[DESCRIPTION OF THE TASK]: If a line holds the word "orders", copy it from the entries.
—————
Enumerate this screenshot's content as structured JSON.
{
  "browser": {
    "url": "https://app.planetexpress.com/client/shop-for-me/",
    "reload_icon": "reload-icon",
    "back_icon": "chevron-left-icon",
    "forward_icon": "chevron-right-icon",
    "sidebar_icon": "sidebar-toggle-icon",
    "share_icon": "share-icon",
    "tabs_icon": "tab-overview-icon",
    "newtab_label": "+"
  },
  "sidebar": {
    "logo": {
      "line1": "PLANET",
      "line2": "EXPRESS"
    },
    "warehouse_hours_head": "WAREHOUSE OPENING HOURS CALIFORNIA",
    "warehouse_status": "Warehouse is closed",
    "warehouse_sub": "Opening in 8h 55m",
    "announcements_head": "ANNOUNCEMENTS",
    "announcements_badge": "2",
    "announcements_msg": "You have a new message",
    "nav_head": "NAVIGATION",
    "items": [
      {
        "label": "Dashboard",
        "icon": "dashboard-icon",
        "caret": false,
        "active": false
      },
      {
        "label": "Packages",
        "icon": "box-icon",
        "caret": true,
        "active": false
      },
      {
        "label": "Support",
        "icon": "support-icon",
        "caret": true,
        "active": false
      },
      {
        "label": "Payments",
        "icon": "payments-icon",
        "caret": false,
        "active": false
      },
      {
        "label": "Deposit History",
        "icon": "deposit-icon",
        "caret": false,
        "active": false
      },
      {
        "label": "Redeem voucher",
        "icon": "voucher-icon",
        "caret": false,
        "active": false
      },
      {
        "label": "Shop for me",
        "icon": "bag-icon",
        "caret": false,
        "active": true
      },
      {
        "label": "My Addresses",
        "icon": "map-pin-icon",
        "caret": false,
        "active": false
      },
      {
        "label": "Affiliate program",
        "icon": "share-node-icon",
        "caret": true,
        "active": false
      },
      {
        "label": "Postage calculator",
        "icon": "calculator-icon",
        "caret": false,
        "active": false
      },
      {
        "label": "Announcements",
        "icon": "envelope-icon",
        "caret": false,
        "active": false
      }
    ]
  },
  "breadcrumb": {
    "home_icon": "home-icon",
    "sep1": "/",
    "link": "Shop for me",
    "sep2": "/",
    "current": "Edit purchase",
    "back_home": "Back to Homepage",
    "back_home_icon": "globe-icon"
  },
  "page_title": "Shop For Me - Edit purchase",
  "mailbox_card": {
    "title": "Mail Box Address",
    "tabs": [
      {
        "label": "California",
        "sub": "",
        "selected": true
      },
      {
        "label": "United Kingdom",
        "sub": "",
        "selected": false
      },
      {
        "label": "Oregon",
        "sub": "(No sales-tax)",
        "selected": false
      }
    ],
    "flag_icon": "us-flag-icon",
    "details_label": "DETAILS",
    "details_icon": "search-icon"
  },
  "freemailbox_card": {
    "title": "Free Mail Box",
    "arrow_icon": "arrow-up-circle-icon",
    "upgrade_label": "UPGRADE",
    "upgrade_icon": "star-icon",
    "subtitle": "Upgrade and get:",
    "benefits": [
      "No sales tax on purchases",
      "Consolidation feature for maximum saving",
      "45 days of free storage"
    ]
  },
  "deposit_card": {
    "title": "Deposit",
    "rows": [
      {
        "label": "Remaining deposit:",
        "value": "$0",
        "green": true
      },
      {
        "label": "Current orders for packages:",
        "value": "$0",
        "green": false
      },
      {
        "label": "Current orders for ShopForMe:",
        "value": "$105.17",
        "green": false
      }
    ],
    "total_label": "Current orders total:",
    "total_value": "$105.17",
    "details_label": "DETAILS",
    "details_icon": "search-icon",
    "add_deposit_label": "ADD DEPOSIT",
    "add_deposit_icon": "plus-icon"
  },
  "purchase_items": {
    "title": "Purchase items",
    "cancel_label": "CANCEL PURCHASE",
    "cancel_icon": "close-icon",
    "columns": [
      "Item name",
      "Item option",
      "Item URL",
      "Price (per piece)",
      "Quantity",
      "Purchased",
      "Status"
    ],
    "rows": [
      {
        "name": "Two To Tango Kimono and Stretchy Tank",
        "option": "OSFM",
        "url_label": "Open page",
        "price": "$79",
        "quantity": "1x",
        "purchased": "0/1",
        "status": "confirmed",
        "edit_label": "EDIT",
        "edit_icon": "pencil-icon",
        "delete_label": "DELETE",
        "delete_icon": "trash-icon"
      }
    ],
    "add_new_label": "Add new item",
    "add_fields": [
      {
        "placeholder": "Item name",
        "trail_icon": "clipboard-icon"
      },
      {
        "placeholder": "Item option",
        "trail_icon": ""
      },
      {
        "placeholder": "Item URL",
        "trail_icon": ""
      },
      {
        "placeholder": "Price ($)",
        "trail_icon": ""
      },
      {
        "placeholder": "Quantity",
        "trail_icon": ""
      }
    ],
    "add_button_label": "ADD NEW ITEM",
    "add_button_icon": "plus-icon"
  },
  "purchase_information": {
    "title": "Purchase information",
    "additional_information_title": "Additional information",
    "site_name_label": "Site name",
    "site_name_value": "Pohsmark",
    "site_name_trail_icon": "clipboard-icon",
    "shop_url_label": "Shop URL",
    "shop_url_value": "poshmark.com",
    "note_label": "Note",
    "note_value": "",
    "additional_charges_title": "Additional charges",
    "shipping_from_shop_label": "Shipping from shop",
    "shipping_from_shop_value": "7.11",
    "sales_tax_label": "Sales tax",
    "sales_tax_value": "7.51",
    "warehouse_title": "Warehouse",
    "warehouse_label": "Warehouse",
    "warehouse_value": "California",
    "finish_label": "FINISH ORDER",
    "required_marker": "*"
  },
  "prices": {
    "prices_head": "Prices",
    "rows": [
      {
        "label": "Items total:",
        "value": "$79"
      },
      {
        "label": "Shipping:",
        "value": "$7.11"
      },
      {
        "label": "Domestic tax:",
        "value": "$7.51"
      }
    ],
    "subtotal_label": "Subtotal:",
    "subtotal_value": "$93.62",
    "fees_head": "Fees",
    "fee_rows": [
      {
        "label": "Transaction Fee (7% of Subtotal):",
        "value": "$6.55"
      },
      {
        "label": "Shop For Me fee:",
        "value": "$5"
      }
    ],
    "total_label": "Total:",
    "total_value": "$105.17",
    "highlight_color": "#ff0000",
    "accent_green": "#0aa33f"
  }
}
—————
[RESULT]:
        "label": "Current orders for packages:",
        "label": "Current orders for ShopForMe:",
    "total_label": "Current orders total:",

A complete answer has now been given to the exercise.